__DIRECTIONS FOR THIS TASK__: Count up the lines below that include the string "name" and report the number by itself.

--*--

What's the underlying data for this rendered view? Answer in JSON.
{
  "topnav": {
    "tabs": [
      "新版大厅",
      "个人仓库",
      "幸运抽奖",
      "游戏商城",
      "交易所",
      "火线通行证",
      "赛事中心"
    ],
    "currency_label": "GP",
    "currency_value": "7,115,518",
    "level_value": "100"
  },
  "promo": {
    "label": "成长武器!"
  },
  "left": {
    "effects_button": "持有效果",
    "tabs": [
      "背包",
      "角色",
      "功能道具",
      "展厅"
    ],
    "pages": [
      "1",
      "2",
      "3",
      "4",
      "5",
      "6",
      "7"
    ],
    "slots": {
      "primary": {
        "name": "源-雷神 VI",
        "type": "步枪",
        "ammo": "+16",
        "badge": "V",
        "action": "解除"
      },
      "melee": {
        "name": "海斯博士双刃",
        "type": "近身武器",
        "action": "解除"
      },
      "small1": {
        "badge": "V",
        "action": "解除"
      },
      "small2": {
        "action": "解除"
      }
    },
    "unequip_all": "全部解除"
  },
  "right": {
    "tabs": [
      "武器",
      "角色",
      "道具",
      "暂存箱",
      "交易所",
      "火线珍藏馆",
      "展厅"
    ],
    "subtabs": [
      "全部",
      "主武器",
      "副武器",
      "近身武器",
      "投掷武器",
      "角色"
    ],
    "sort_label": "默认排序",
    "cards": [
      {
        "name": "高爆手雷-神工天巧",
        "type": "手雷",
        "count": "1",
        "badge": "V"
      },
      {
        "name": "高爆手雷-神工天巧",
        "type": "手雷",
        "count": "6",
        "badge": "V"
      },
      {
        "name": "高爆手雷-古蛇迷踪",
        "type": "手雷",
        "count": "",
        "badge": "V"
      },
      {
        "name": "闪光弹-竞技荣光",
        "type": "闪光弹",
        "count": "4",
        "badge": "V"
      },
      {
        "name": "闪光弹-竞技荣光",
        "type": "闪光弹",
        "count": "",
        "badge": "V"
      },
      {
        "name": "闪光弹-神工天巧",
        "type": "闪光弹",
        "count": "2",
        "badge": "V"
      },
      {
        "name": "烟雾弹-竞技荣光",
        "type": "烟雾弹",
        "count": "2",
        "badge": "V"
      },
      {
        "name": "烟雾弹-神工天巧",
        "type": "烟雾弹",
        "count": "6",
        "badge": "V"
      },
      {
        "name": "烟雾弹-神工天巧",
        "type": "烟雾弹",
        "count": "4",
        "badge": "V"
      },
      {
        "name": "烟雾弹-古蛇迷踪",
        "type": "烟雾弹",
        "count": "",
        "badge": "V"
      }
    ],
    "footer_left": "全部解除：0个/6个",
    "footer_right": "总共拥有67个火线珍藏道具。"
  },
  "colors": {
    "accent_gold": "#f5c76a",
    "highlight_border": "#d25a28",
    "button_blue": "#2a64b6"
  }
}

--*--

__EXERCISE RESULT__: 12